Decided April 1, 1960

Ann Thacher Clarke, New York City (Anthony F. Marra, New York City, on the brief), for appellant.

Herbert F. Roth, Asst. U. S. Atty. S. D. of New York, Astoria, N. Y. (S. Hazard Gillespie, Jr., U. S. Atty. S. D. of New York, and David R. Hyde, Asst. U. S. Atty. S. D. of New York, New York City, on the brief), for appellee.

Before LUMBARD, Chief Judge, BARNES, Circuit Judge, and SMITH, District Judge.

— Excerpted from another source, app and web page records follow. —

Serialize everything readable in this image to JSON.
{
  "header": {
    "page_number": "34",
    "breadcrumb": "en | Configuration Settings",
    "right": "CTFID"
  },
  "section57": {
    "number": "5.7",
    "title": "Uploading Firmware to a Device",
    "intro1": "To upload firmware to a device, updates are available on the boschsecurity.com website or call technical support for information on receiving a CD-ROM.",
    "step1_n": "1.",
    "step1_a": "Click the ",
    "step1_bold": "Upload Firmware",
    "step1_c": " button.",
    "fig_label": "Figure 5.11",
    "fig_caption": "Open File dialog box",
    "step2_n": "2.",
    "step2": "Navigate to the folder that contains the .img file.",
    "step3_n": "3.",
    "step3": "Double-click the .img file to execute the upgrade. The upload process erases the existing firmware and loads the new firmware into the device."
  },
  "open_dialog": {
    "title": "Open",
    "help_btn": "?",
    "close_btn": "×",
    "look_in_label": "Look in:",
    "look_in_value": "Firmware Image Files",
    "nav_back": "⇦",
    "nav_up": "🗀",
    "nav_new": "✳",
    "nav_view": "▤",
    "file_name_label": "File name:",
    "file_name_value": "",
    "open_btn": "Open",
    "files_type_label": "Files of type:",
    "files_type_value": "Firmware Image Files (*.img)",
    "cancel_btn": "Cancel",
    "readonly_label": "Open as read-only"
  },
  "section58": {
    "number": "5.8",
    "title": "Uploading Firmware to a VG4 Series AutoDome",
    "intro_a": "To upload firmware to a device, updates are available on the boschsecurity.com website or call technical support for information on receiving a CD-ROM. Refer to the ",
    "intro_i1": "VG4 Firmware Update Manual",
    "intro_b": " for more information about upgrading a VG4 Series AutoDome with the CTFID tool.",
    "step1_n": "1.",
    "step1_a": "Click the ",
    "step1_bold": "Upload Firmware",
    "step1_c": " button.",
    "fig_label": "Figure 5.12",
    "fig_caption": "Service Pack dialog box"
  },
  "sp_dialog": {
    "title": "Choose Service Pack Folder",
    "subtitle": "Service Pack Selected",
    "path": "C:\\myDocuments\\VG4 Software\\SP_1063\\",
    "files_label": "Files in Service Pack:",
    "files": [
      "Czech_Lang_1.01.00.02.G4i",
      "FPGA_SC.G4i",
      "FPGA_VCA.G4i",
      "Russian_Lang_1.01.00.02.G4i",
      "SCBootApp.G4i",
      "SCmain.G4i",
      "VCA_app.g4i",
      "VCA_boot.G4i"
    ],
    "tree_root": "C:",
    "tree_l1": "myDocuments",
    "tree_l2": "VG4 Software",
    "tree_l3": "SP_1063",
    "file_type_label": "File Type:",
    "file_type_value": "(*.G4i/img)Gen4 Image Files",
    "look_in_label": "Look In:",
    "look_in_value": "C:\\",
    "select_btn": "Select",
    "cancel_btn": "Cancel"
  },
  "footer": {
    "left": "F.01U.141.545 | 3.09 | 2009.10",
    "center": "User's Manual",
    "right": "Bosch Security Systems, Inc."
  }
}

Michael Schachel appeals from his conviction upon an indictment charging him with unlawful receipt, possession, concealment and facilitation of transportation of heroin in violation of 21 U.S.C.A. §§ 173, 174. Schachel's defense at trial was based upon the contention that he was entrapped by government agents into commission of the crime charged. The government submitted extensive, indeed almost overwhelming, evidence tending to show that the impetus to commission of the crime originated with the defendant. Schachel testified to the contrary. The issue of entrapment was submitted to the jury, which found against defendant. Defendant urges on appeal that it was error to send the issue of entrapment to the jury, because the matter should be determined in all cases by the court as a question of law. The controlling Supreme Court authority is to the contrary. The problem first came before the Court in Sorrells v. United States, 1932, 287 U.S. 435, 53 S. Ct. 210, 77 L. Ed. 413, in which the majority held that the issue of entrapment is one of fact to be submitted by the jury when conflicting evidence is introduced. The question was reconsidered and Sorrells adhered to in Sherman v. United States, 1958, 356 U.S. 369, 78 S. Ct. 819, 2 L. Ed. 2d 848, and Masciale v. United States, 1958, 356 U.S. 386, 78 S. Ct. 827, 2 L. Ed. 2d 859.

We note with appreciation the able and zealous representation of the appellant by Ann Thacher Clarke as assigned counsel.